Check each line of the records below for the string "Minus", then state how many lines contain it, with no other output.

• Records supplied:
⁂

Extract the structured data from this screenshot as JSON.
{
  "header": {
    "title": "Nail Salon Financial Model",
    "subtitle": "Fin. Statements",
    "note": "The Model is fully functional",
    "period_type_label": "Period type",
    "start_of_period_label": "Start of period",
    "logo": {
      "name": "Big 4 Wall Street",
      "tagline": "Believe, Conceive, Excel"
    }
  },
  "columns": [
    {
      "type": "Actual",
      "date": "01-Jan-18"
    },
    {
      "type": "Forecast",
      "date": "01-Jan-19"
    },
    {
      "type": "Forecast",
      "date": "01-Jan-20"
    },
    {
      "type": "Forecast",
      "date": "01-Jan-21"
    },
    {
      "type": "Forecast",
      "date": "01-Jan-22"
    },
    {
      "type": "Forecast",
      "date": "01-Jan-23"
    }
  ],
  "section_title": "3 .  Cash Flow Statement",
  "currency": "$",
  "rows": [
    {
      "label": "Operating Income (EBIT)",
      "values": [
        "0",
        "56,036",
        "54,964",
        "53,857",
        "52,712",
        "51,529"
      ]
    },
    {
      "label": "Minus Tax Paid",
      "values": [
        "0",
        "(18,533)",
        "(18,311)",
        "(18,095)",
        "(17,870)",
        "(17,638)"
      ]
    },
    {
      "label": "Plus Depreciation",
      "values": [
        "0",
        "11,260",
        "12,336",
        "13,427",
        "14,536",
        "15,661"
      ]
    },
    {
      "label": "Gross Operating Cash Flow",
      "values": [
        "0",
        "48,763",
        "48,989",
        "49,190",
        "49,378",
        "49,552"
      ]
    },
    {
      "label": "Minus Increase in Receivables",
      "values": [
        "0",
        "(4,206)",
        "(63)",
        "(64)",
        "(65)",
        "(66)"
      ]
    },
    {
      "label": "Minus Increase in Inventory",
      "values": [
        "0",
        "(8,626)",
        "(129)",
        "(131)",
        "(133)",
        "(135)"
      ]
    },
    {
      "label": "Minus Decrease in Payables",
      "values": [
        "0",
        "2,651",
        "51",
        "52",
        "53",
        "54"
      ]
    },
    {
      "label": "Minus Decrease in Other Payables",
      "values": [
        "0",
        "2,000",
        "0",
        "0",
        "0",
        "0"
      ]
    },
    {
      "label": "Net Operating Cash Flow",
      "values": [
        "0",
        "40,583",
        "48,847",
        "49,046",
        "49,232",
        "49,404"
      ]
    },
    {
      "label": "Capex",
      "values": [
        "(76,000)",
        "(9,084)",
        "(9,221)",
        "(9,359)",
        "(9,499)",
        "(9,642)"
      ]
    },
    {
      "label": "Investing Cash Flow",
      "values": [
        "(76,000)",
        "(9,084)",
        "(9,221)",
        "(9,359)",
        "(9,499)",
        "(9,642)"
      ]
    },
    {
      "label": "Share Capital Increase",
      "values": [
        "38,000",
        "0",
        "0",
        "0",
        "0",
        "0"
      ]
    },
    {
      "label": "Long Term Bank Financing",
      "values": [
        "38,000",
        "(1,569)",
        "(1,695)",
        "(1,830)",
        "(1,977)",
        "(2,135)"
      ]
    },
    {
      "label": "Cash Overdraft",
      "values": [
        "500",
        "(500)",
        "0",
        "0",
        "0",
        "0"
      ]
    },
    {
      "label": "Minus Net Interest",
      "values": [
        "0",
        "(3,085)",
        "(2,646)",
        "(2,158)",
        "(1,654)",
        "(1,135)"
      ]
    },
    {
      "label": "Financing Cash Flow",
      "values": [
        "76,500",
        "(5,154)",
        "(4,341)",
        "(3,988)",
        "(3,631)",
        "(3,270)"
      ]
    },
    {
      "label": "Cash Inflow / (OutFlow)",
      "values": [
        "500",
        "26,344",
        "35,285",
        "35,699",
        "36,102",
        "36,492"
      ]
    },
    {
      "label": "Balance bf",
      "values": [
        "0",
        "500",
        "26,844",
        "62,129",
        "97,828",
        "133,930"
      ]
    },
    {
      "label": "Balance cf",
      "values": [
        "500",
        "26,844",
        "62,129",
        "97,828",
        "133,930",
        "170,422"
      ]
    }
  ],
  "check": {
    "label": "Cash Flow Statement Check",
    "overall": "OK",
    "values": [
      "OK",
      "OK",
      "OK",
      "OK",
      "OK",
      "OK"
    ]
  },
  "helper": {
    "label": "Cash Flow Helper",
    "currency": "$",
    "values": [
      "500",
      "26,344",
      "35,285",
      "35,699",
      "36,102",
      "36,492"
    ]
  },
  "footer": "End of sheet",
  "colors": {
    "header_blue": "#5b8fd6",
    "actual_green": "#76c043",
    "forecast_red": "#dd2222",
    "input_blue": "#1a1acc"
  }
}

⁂

• Answer box: 6